"""

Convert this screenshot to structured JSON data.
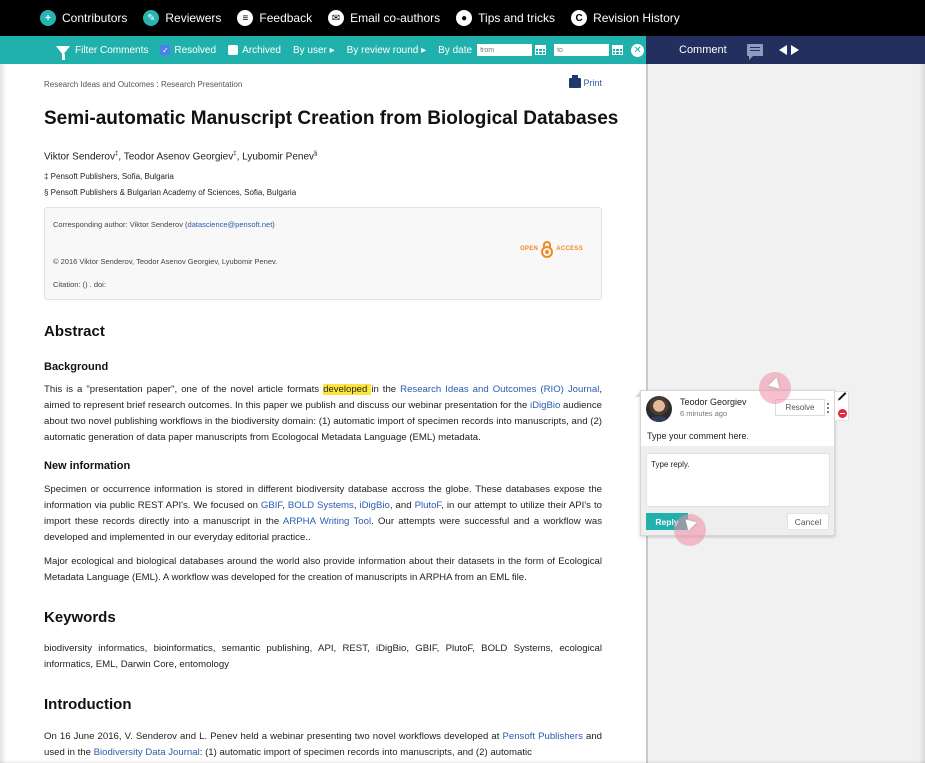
{
  "topbar": {
    "items": [
      {
        "label": "Contributors",
        "icon": "contributors-icon",
        "glyph": "+"
      },
      {
        "label": "Reviewers",
        "icon": "reviewers-icon",
        "glyph": "✎"
      },
      {
        "label": "Feedback",
        "icon": "feedback-icon",
        "glyph": "≡"
      },
      {
        "label": "Email co-authors",
        "icon": "email-icon",
        "glyph": "✉"
      },
      {
        "label": "Tips and tricks",
        "icon": "lightbulb-icon",
        "glyph": "●"
      },
      {
        "label": "Revision History",
        "icon": "revision-history-icon",
        "glyph": "C"
      }
    ]
  },
  "filterbar": {
    "filter_label": "Filter Comments",
    "resolved_label": "Resolved",
    "resolved_checked": true,
    "archived_label": "Archived",
    "archived_checked": false,
    "by_user": "By user ▸",
    "by_review_round": "By review round ▸",
    "by_date": "By date",
    "from_placeholder": "from",
    "to_placeholder": "to"
  },
  "commentbar": {
    "label": "Comment"
  },
  "document": {
    "breadcrumb": "Research Ideas and Outcomes : Research Presentation",
    "print_label": "Print",
    "title": "Semi-automatic Manuscript Creation from Biological Databases",
    "authors": [
      {
        "name": "Viktor Senderov",
        "mark": "‡"
      },
      {
        "name": "Teodor Asenov Georgiev",
        "mark": "‡"
      },
      {
        "name": "Lyubomir Penev",
        "mark": "§"
      }
    ],
    "affiliations": [
      "‡ Pensoft Publishers, Sofia, Bulgaria",
      "§ Pensoft Publishers & Bulgarian Academy of Sciences, Sofia, Bulgaria"
    ],
    "infobox": {
      "corresponding_prefix": "Corresponding author: Viktor Senderov (",
      "corresponding_email": "datascience@pensoft.net",
      "corresponding_suffix": ")",
      "copyright": "© 2016 Viktor Senderov, Teodor Asenov Georgiev, Lyubomir Penev.",
      "citation": "Citation: () . doi:",
      "oa_left": "OPEN",
      "oa_right": "ACCESS"
    },
    "abstract_heading": "Abstract",
    "background_heading": "Background",
    "background": {
      "t1": "This is a \"presentation paper\",  one of the novel article formats ",
      "highlight": "developed ",
      "t2": "in the ",
      "link1": "Research Ideas and Outcomes (RIO) Journal",
      "t3": ", aimed to represent brief research outcomes. In this paper we publish and discuss our webinar presentation for the ",
      "link2": "iDigBio",
      "t4": " audience about two novel publishing workflows in the biodiversity domain: (1) automatic import of specimen records into manuscripts, and (2) automatic generation of data paper manuscripts from Ecologocal Metadata Language (EML) metadata."
    },
    "newinfo_heading": "New information",
    "newinfo": {
      "t1": "Specimen or occurrence information is stored in different biodiversity database accross the globe. These databases expose the information via public REST API's. We focused on ",
      "l1": "GBIF",
      "t2": ", ",
      "l2": "BOLD Systems",
      "t3": ", ",
      "l3": "iDigBio",
      "t4": ", and ",
      "l4": "PlutoF",
      "t5": ", in our attempt to utilize their API's to import these records directly into a manuscript in the ",
      "l5": "ARPHA Writing Tool",
      "t6": ". Our attempts were successful and a workflow was developed and implemented in our everyday editorial practice.."
    },
    "newinfo2": "Major ecological and biological databases around the world also provide information about their datasets in the form of Ecological Metadata Language (EML). A workflow was developed for the creation of manuscripts in ARPHA from an EML file.",
    "keywords_heading": "Keywords",
    "keywords": "biodiversity informatics, bioinformatics, semantic publishing, API, REST, iDigBio, GBIF, PlutoF, BOLD Systems, ecological informatics, EML, Darwin Core, entomology",
    "intro_heading": "Introduction",
    "intro": {
      "t1": "On 16 June 2016, V. Senderov and L. Penev held a webinar presenting two novel workflows developed at ",
      "l1": "Pensoft Publishers",
      "t2": " and used in the ",
      "l2": "Biodiversity Data Journal",
      "t3": ": (1) automatic import of specimen records into manuscripts, and (2) automatic"
    }
  },
  "comment": {
    "author": "Teodor Georgiev",
    "time": "6 minutes ago",
    "text": "Type your comment here.",
    "resolve_label": "Resolve",
    "reply_value": "Type reply.",
    "reply_label": "Reply",
    "cancel_label": "Cancel"
  }
}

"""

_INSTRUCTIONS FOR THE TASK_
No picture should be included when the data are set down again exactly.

_RESPONSE_
Convert this screenshot to structured JSON data.
{
  "topbar": {
    "items": [
      {
        "label": "Contributors",
        "icon": "contributors-icon",
        "glyph": "+"
      },
      {
        "label": "Reviewers",
        "icon": "reviewers-icon",
        "glyph": "✎"
      },
      {
        "label": "Feedback",
        "icon": "feedback-icon",
        "glyph": "≡"
      },
      {
        "label": "Email co-authors",
        "icon": "email-icon",
        "glyph": "✉"
      },
      {
        "label": "Tips and tricks",
        "icon": "lightbulb-icon",
        "glyph": "●"
      },
      {
        "label": "Revision History",
        "icon": "revision-history-icon",
        "glyph": "C"
      }
    ]
  },
  "filterbar": {
    "filter_label": "Filter Comments",
    "resolved_label": "Resolved",
    "resolved_checked": true,
    "archived_label": "Archived",
    "archived_checked": false,
    "by_user": "By user ▸",
    "by_review_round": "By review round ▸",
    "by_date": "By date",
    "from_placeholder": "from",
    "to_placeholder": "to"
  },
  "commentbar": {
    "label": "Comment"
  },
  "document": {
    "breadcrumb": "Research Ideas and Outcomes : Research Presentation",
    "print_label": "Print",
    "title": "Semi-automatic Manuscript Creation from Biological Databases",
    "authors": [
      {
        "name": "Viktor Senderov",
        "mark": "‡"
      },
      {
        "name": "Teodor Asenov Georgiev",
        "mark": "‡"
      },
      {
        "name": "Lyubomir Penev",
        "mark": "§"
      }
    ],
    "affiliations": [
      "‡ Pensoft Publishers, Sofia, Bulgaria",
      "§ Pensoft Publishers & Bulgarian Academy of Sciences, Sofia, Bulgaria"
    ],
    "infobox": {
      "corresponding_prefix": "Corresponding author: Viktor Senderov (",
      "corresponding_email": "datascience@pensoft.net",
      "corresponding_suffix": ")",
      "copyright": "© 2016 Viktor Senderov, Teodor Asenov Georgiev, Lyubomir Penev.",
      "citation": "Citation: () . doi:",
      "oa_left": "OPEN",
      "oa_right": "ACCESS"
    },
    "abstract_heading": "Abstract",
    "background_heading": "Background",
    "background": {
      "t1": "This is a \"presentation paper\",  one of the novel article formats ",
      "highlight": "developed ",
      "t2": "in the ",
      "link1": "Research Ideas and Outcomes (RIO) Journal",
      "t3": ", aimed to represent brief research outcomes. In this paper we publish and discuss our webinar presentation for the ",
      "link2": "iDigBio",
      "t4": " audience about two novel publishing workflows in the biodiversity domain: (1) automatic import of specimen records into manuscripts, and (2) automatic generation of data paper manuscripts from Ecologocal Metadata Language (EML) metadata."
    },
    "newinfo_heading": "New information",
    "newinfo": {
      "t1": "Specimen or occurrence information is stored in different biodiversity database accross the globe. These databases expose the information via public REST API's. We focused on ",
      "l1": "GBIF",
      "t2": ", ",
      "l2": "BOLD Systems",
      "t3": ", ",
      "l3": "iDigBio",
      "t4": ", and ",
      "l4": "PlutoF",
      "t5": ", in our attempt to utilize their API's to import these records directly into a manuscript in the ",
      "l5": "ARPHA Writing Tool",
      "t6": ". Our attempts were successful and a workflow was developed and implemented in our everyday editorial practice.."
    },
    "newinfo2": "Major ecological and biological databases around the world also provide information about their datasets in the form of Ecological Metadata Language (EML). A workflow was developed for the creation of manuscripts in ARPHA from an EML file.",
    "keywords_heading": "Keywords",
    "keywords": "biodiversity informatics, bioinformatics, semantic publishing, API, REST, iDigBio, GBIF, PlutoF, BOLD Systems, ecological informatics, EML, Darwin Core, entomology",
    "intro_heading": "Introduction",
    "intro": {
      "t1": "On 16 June 2016, V. Senderov and L. Penev held a webinar presenting two novel workflows developed at ",
      "l1": "Pensoft Publishers",
      "t2": " and used in the ",
      "l2": "Biodiversity Data Journal",
      "t3": ": (1) automatic import of specimen records into manuscripts, and (2) automatic"
    }
  },
  "comment": {
    "author": "Teodor Georgiev",
    "time": "6 minutes ago",
    "text": "Type your comment here.",
    "resolve_label": "Resolve",
    "reply_value": "Type reply.",
    "reply_label": "Reply",
    "cancel_label": "Cancel"
  }
}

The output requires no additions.